Friday, February 13, 2015
What makes a game a gem in my collection? Monetary value. That's really all. Whether or not it's fun is sadly secondary. No one would break into my house to steal a game that was fun but they might break in to steal one worth plenty of money.
Regrettably, I don't have a ton of valuable NES games in my collection; but, one I do have of value is Die Hard made by Activision based on the 1988 blockbuster Bruce Willis flick. I picked this game up for $1 at a local yard sale back in 2013 and at the time I wasn't real sure of its worth.

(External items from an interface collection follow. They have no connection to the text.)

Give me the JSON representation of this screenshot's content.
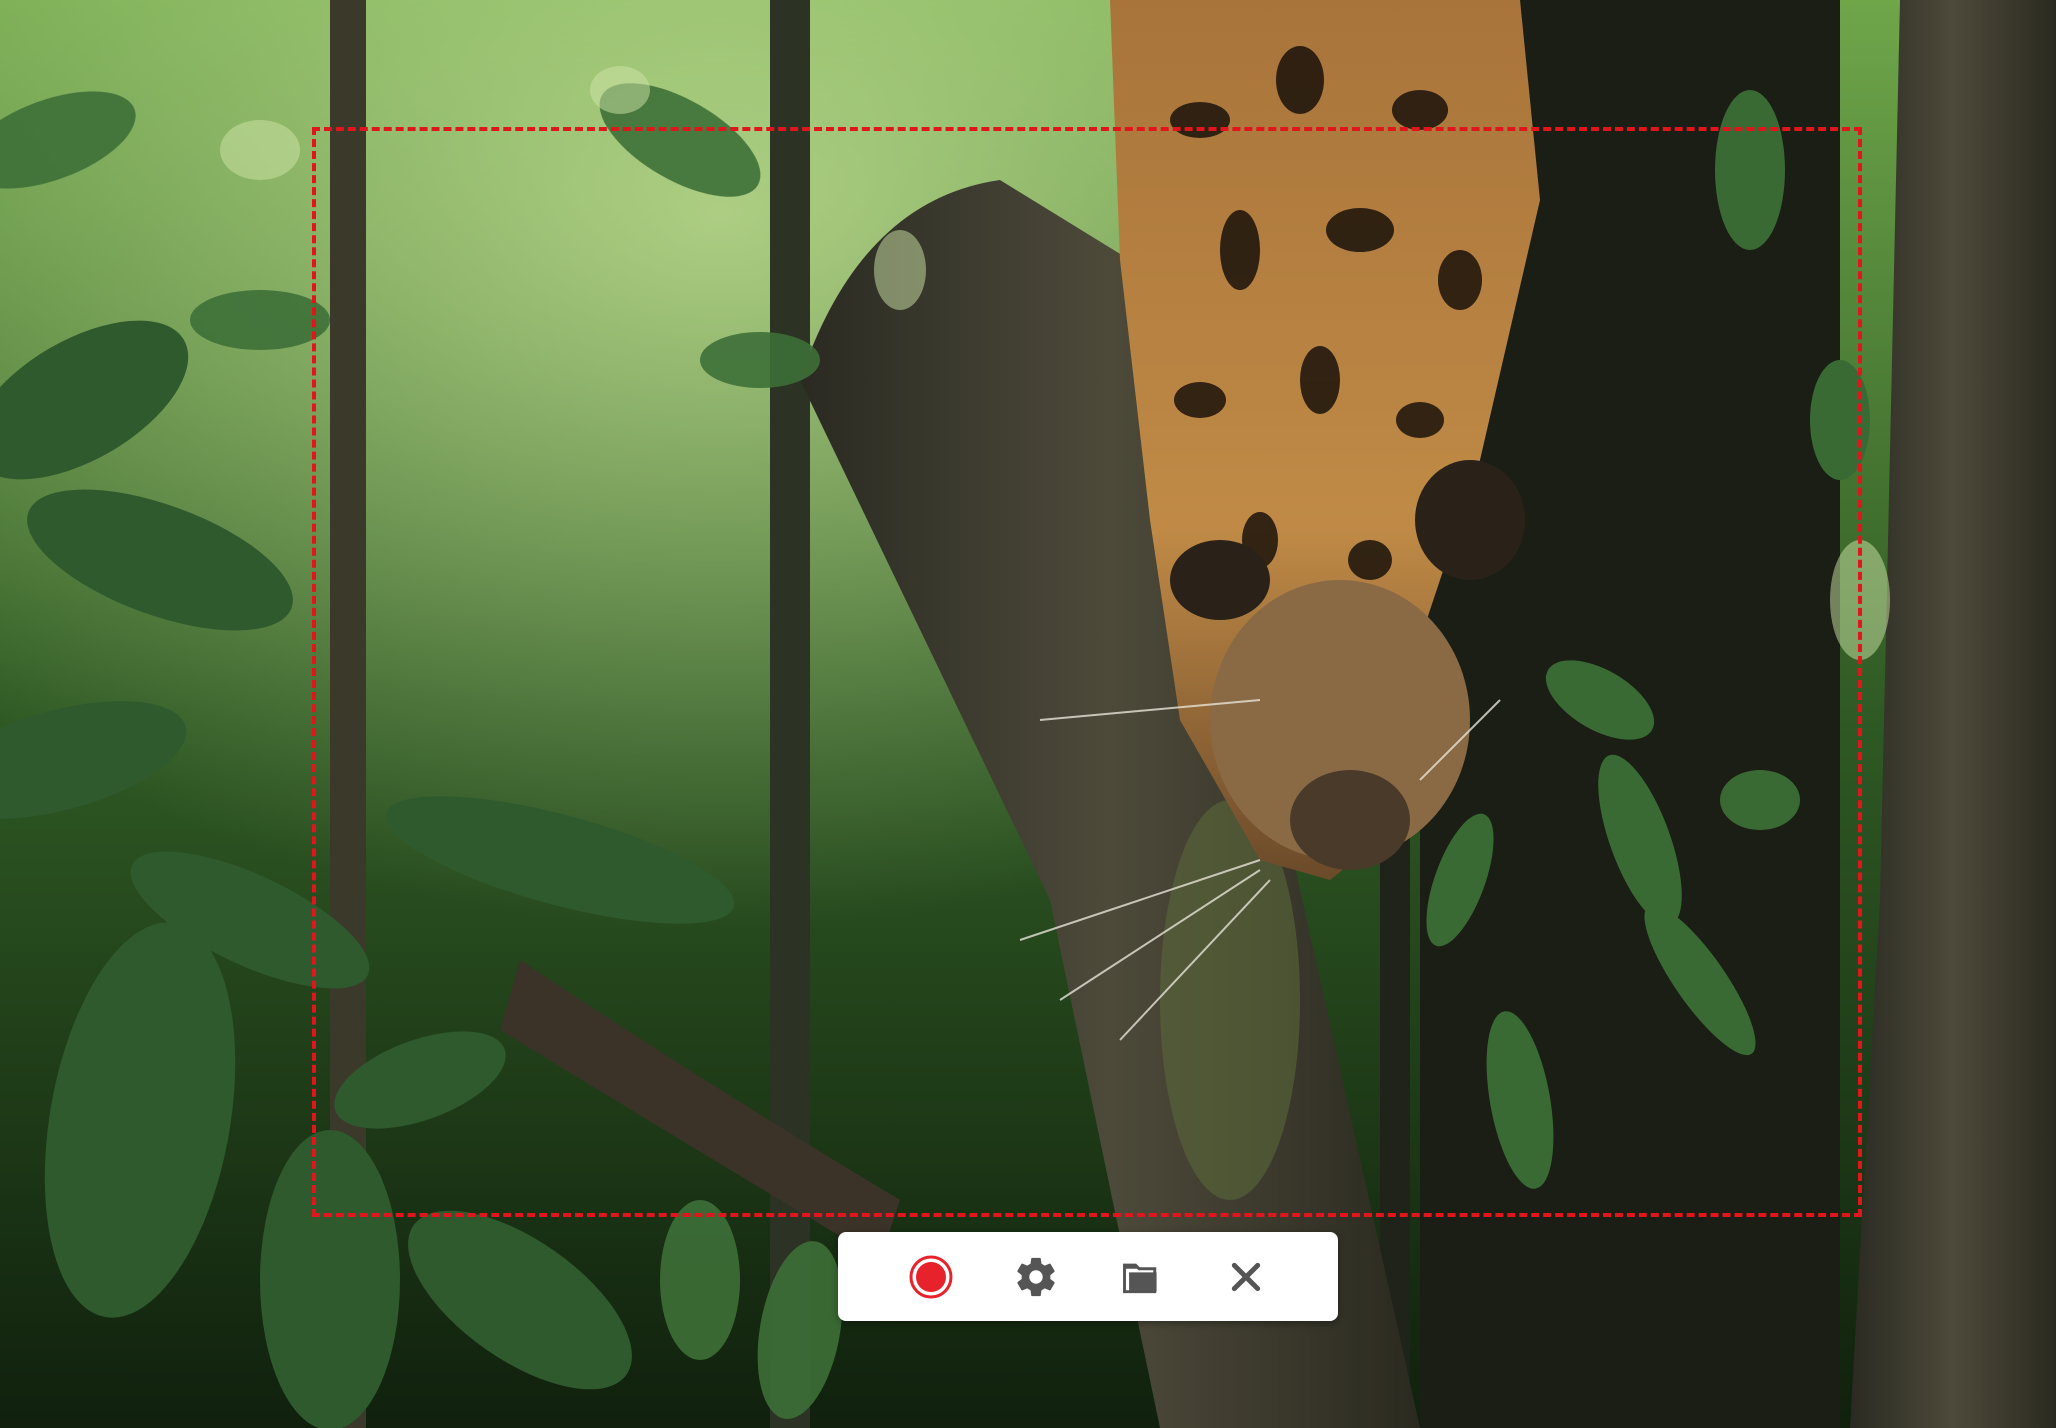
{
  "scene": {
    "description_icon": "jungle-photo-background"
  },
  "toolbar": {
    "buttons": [
      {
        "name": "record",
        "icon": "record-icon",
        "color": "#e8222a"
      },
      {
        "name": "settings",
        "icon": "gear-icon",
        "color": "#555555"
      },
      {
        "name": "open-folder",
        "icon": "folder-icon",
        "color": "#555555"
      },
      {
        "name": "close",
        "icon": "close-icon",
        "color": "#555555"
      }
    ]
  },
  "capture_region": {
    "border_color": "#e0161c"
  }
}
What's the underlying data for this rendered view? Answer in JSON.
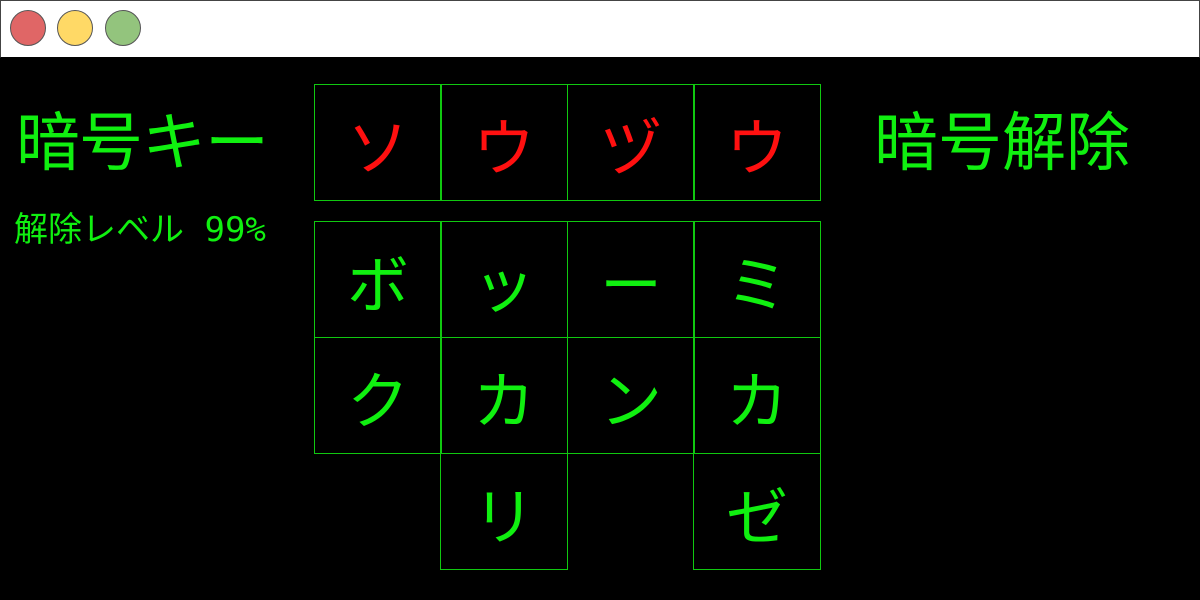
{
  "window": {
    "traffic_lights": [
      {
        "name": "close",
        "color": "#e06666"
      },
      {
        "name": "minimize",
        "color": "#ffd966"
      },
      {
        "name": "maximize",
        "color": "#93c47d"
      }
    ]
  },
  "labels": {
    "key_title": "暗号キー",
    "unlock_level": "解除レベル 99%",
    "unlock_title": "暗号解除"
  },
  "key_cells": [
    "ソ",
    "ウ",
    "ヅ",
    "ウ"
  ],
  "grid": [
    [
      "ボ",
      "ッ",
      "ー",
      "ミ"
    ],
    [
      "ク",
      "カ",
      "ン",
      "カ"
    ],
    [
      "",
      "リ",
      "",
      "ゼ"
    ]
  ],
  "colors": {
    "background": "#000000",
    "text_green": "#10f010",
    "border_green": "#10c810",
    "key_red": "#ff1010"
  }
}
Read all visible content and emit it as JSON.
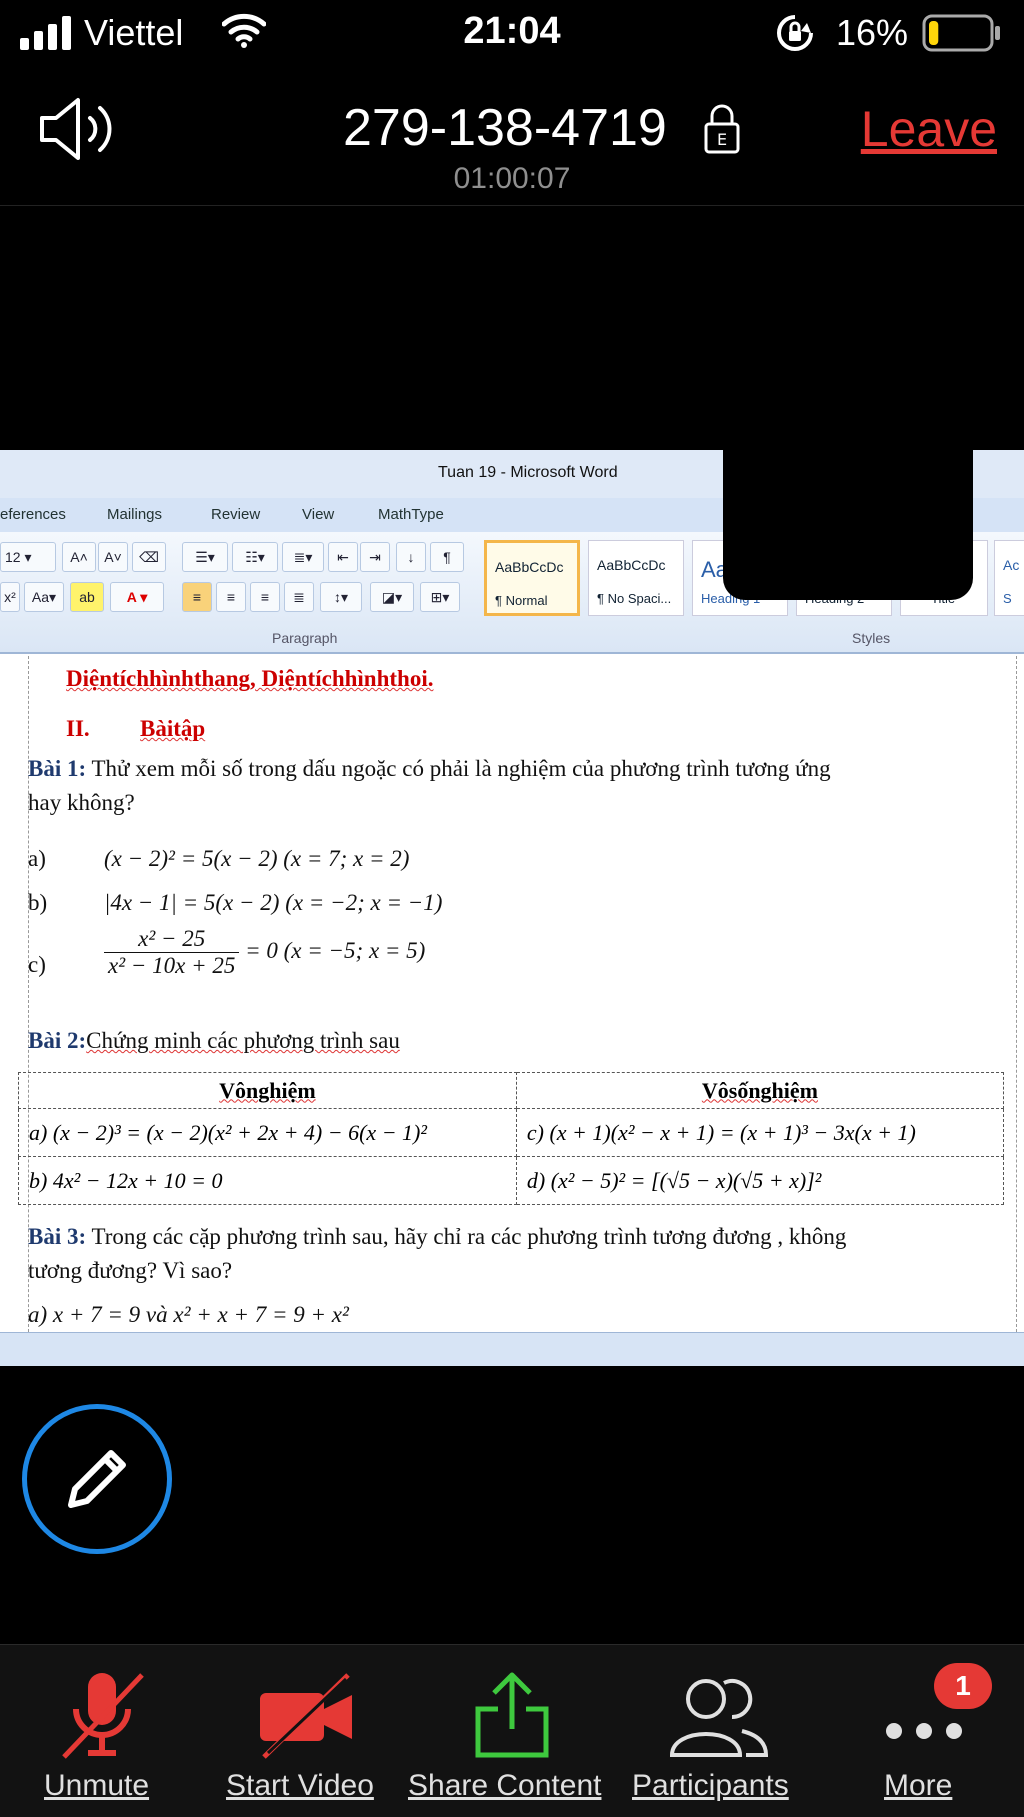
{
  "status_bar": {
    "carrier": "Viettel",
    "time": "21:04",
    "battery_percent": "16%",
    "battery_level": 0.16
  },
  "meeting": {
    "meeting_id": "279-138-4719",
    "duration": "01:00:07",
    "leave_label": "Leave"
  },
  "word": {
    "window_title": "Tuan 19 - Microsoft Word",
    "menu": [
      "eferences",
      "Mailings",
      "Review",
      "View",
      "MathType"
    ],
    "font_size": "12",
    "groups": {
      "paragraph": "Paragraph",
      "styles": "Styles"
    },
    "style_cards": [
      {
        "preview": "AaBbCcDc",
        "name": "¶ Normal"
      },
      {
        "preview": "AaBbCcDc",
        "name": "¶ No Spaci..."
      },
      {
        "preview": "Aa",
        "name": "Heading 1"
      },
      {
        "preview": "",
        "name": "Heading 2"
      },
      {
        "preview": "",
        "name": "Title"
      },
      {
        "preview": "Ac",
        "name": "S"
      }
    ]
  },
  "document": {
    "topics": "Diệntíchhìnhthang, Diệntíchhìnhthoi.",
    "section_num": "II.",
    "section_title": "Bàitập",
    "bai1_label": "Bài 1:",
    "bai1_text": "Thử xem mỗi số trong dấu ngoặc có phải là nghiệm của phương trình tương ứng",
    "bai1_text2": "hay không?",
    "items": [
      {
        "label": "a)",
        "math": "(x − 2)² = 5(x − 2) (x = 7; x = 2)"
      },
      {
        "label": "b)",
        "math": "|4x − 1| = 5(x − 2) (x = −2; x = −1)"
      },
      {
        "label": "c)",
        "numerator": "x² − 25",
        "denominator": "x² − 10x + 25",
        "rest": "= 0 (x = −5; x = 5)"
      }
    ],
    "bai2_label": "Bài 2:",
    "bai2_text": "Chứng minh các phương trình sau",
    "table": {
      "headers": [
        "Vônghiệm",
        "Vôsốnghiệm"
      ],
      "rows": [
        [
          "a) (x − 2)³ = (x − 2)(x² + 2x + 4) − 6(x − 1)²",
          "c) (x + 1)(x² − x + 1) = (x + 1)³ − 3x(x + 1)"
        ],
        [
          "b) 4x² − 12x + 10 = 0",
          "d) (x² − 5)² = [(√5 − x)(√5 + x)]²"
        ]
      ]
    },
    "bai3_label": "Bài 3:",
    "bai3_text": "Trong các cặp phương trình sau, hãy chỉ ra các  phương trình tương đương , không",
    "bai3_text2": "tương đương? Vì sao?",
    "bai3_a": "a) x + 7 = 9 và x² + x + 7 = 9 + x²"
  },
  "toolbar": {
    "unmute": "Unmute",
    "start_video": "Start Video",
    "share_content": "Share Content",
    "participants": "Participants",
    "more": "More",
    "more_badge": "1"
  },
  "colors": {
    "leave": "#e53935",
    "share": "#3ec93e",
    "muted": "#e53935",
    "annotate_ring": "#1e88e5"
  },
  "icons": [
    "signal-icon",
    "wifi-icon",
    "rotation-lock-icon",
    "battery-icon",
    "speaker-icon",
    "padlock-icon",
    "pencil-icon",
    "microphone-muted-icon",
    "video-off-icon",
    "share-upload-icon",
    "participants-icon",
    "more-dots-icon"
  ]
}
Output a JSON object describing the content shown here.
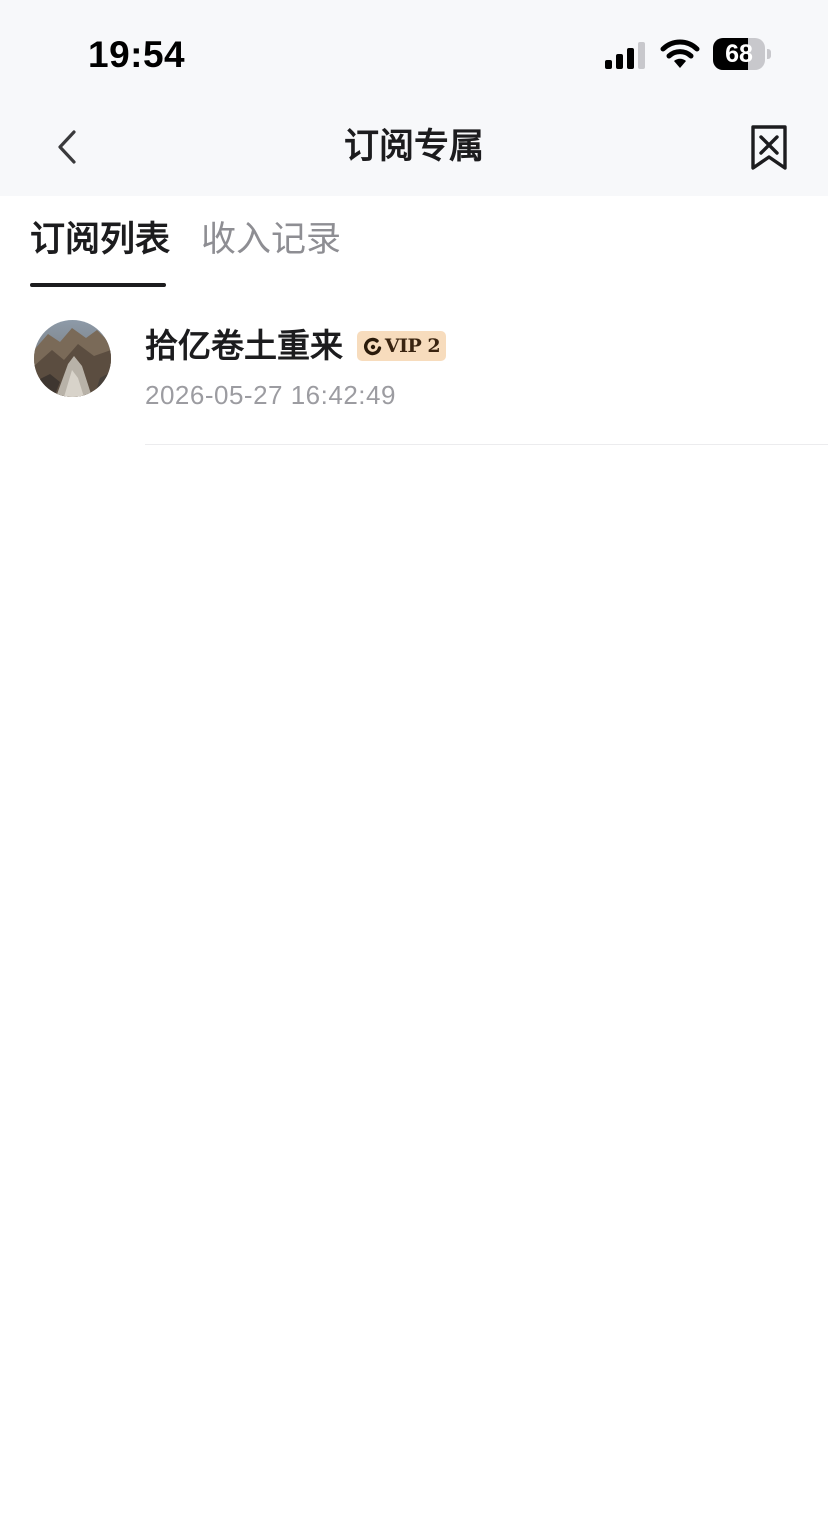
{
  "status_bar": {
    "time": "19:54",
    "battery_level": "68",
    "battery_fraction": 0.68
  },
  "nav": {
    "title": "订阅专属",
    "back_icon": "chevron-left-icon",
    "right_icon": "bookmark-x-icon"
  },
  "tabs": [
    {
      "label": "订阅列表",
      "active": true
    },
    {
      "label": "收入记录",
      "active": false
    }
  ],
  "subscriptions": [
    {
      "name": "拾亿卷土重来",
      "vip_label": "VIP 2",
      "timestamp": "2026-05-27 16:42:49"
    }
  ],
  "colors": {
    "header_bg": "#f7f8fa",
    "vip_badge_bg": "#f7dcbd",
    "muted_text": "#8e8e93"
  }
}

I remember it like it was yesterday. My girl and I pulled up to this non-flattering abode with a number of tables out in the front yard. I walked up to one of the tables and was delighted to see a bevvy of video game cartridges laying there. I asked how much and the fella said "Dollar for these," pointing to a number of NES and SNES games and "Ten dollars for these," as he pointed to a second group of games. "'Ese ones here have Mario in'em so they're worth more," he said, referring to the second pile.
I took everything he had. There were many more deals in this grab that I'll highlight in later posts but one of the games in the dollar pile was Die Hard. Excited, I strutted back to the car with my armload of loot, dumped them into the backseat and pulled out my phone. I typed "D I E H A R D" into the Video Game Price Charts app. FIFTY DOLLARS!? WOOHOO! A little less than two years later the game can be fetched for about $70! A collector's perfect day out.
So, why is Die Hard, a movie tie-in game, worth so much dough?
Friday, February 6, 2015
As a kid who loved video games, I absolutely did not care or take notice of what companies made which games I played. I’m guessing most of you probably didn’t either. Now, as a grown up and collector, it’s easy to take notice of which companies are associated with the better games. Nintendo games made by Nintendo generally are of high quality in terms of both depth and fun so it’s understandable why many games published by Nintendo for their own systems, though not always rare, are still difficult to find cheap. Franchises like Zelda, Kirby, Metroid, and of course Mario are the flag wavers for the mainstream market of video games across all platforms. They’ve gone from fun loving characters to enormous company mascots.
Figure 2: Mario as Nintendo's mascot